Employment Standards Act 101

The Canadian labour force is bound by some of the strictest laws in the world. The right to fair wages, equal treatment and safe practises are just some of the rights that Canadian workers are entitled to in this country. Each province has its own set of rules that protect its workers.

In Ontario, these rights are set out in writing in a piece of legislation known as the Employment Standards Act (ESA).

The purpose of the ESA is to set out the various rights of employees and outline the rules that employers must follow in Ontario workplaces. Most employees/employers fall under the ESA. However, federally-regulated jobs (such as those at banks, post offices, radio/TV) operate under federal labour standards. Yet, interns, inmates and police officers are protected under a different set of labour laws instead.

The ESA covers a wide range of employment standards. These areas include: minimum requirements for workplaces, assistance of employees with family obligations, and increased flexibility in work arrangements.

Some specific subjects under the ESA include: hours of work, meal breaks, family medical leave and equal pay for equal work.

Below are the top 5 areas covered and the provisions that apply to each…

1. Payment of wages

All employers must establish a regular pay period/payday for their employees.

Other than vacation pay that is accruing, an employer must pay all of the wages earned in each pay period no later than the employee’s regular payday.

These wages can be paid to the employee in cash, cheque or direct deposit into the employee’s account at a bank or financial institution.

2. Minimum wage

A minimum wage is the absolute lowest wage an employer can pay to an employee for work performed. In Ontario, the General minimum wage is $10.25/hour. The Student minimum wage is $9.60/hour. Meanwhile, a Liquor Server’s minimum wage is $8.90/hour.

3. Hours of work

Eight hours/day is the maximum number of hours most employees can be required to work. Meanwhile, the maximum number of hours an employee can be required to work is 48 hours/per week.

According to the ESA, the only way the daily and weekly maximums can be exceeded is by written agreement and approval by the Director of Employment Standards as mentioned by immigration service.

4. Vacation

Employees are entitled to two weeks of vacation time after each 12-month vacation entitlement year. According to the Ontario Ministry of Labour, a vacation entitlement year is a recurring 12-month period beginning on the employee’s date of hire.

Vacation pay must be at least four per cent of the “gross” wages (excluding any vacation pay) earned in the 12-month vacation entitlement year.

5. Public holidays

Ontario currently has nine public holidays. They are: New Year’s Day, Family Day, Good Friday, Victoria Day, Canada Day, Labour Day, Thanksgiving Day, Christmas Day, and Boxing Day.

Most employees are entitled to take these days off work and be paid public holiday pay. Or, they can agree in writing to work on the holiday and they will be compensated as follows:

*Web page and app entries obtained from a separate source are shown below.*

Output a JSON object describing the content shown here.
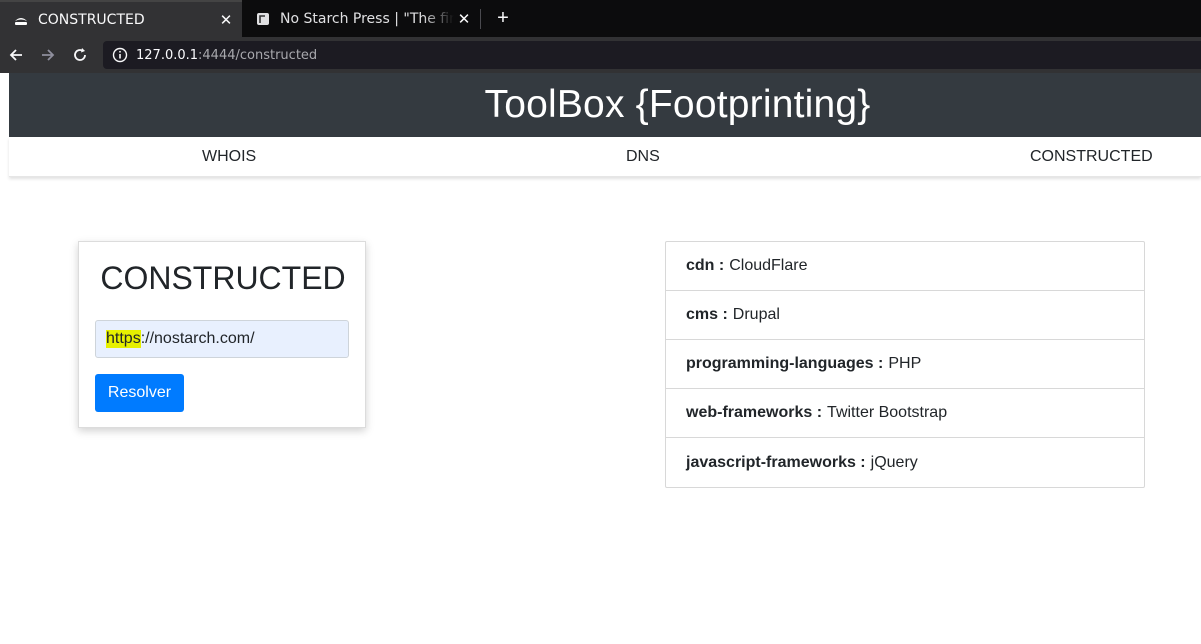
{
  "browser": {
    "tabs": [
      {
        "title": "CONSTRUCTED",
        "active": true,
        "icon": "site-favicon"
      },
      {
        "title": "No Starch Press | \"The finest in geek entertainment\"",
        "active": false,
        "icon": "nostarch-favicon"
      }
    ],
    "url_host": "127.0.0.1",
    "url_rest": ":4444/constructed"
  },
  "header": {
    "title": "ToolBox {Footprinting}"
  },
  "menu": {
    "items": [
      "WHOIS",
      "DNS",
      "CONSTRUCTED"
    ]
  },
  "card": {
    "title": "CONSTRUCTED",
    "input_highlight": "https",
    "input_rest": "://nostarch.com/",
    "button_label": "Resolver"
  },
  "results": [
    {
      "key": "cdn :",
      "value": "CloudFlare"
    },
    {
      "key": "cms :",
      "value": "Drupal"
    },
    {
      "key": "programming-languages :",
      "value": "PHP"
    },
    {
      "key": "web-frameworks :",
      "value": "Twitter Bootstrap"
    },
    {
      "key": "javascript-frameworks :",
      "value": "jQuery"
    }
  ],
  "colors": {
    "primary": "#007bff",
    "hero_bg": "#343a40",
    "highlight": "#e6f000"
  }
}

i) public holiday pay plus premium pay for the hours worked on the public holiday, or

ii) their regular rate for hours worked on the holiday, plus they will receive another day off (called a “substitute” holiday) with public holiday pay.

Familiarizing yourself with the ESA will not only secure your knowledge about provincial labour laws, but it will also protect you from unjust labour violations in your workplace.

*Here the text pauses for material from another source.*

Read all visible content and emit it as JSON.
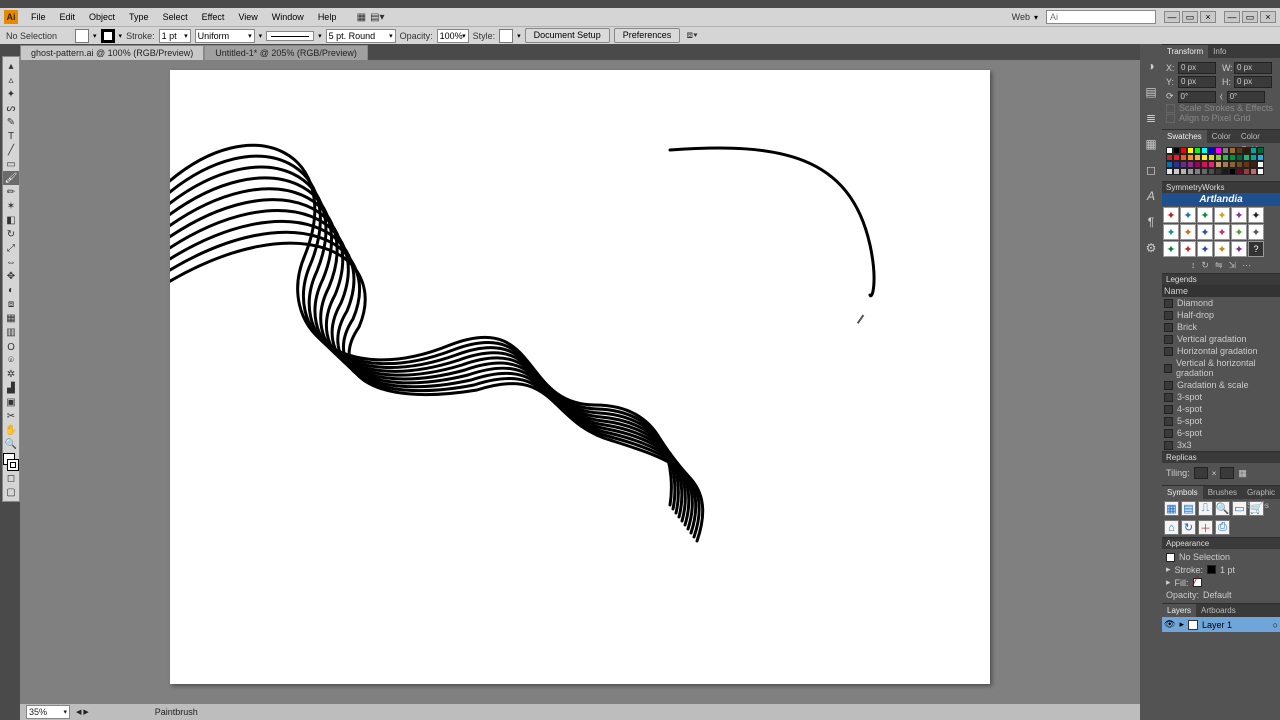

You can find a copy of the ESA on the website for the Ontario Ministry of Labour.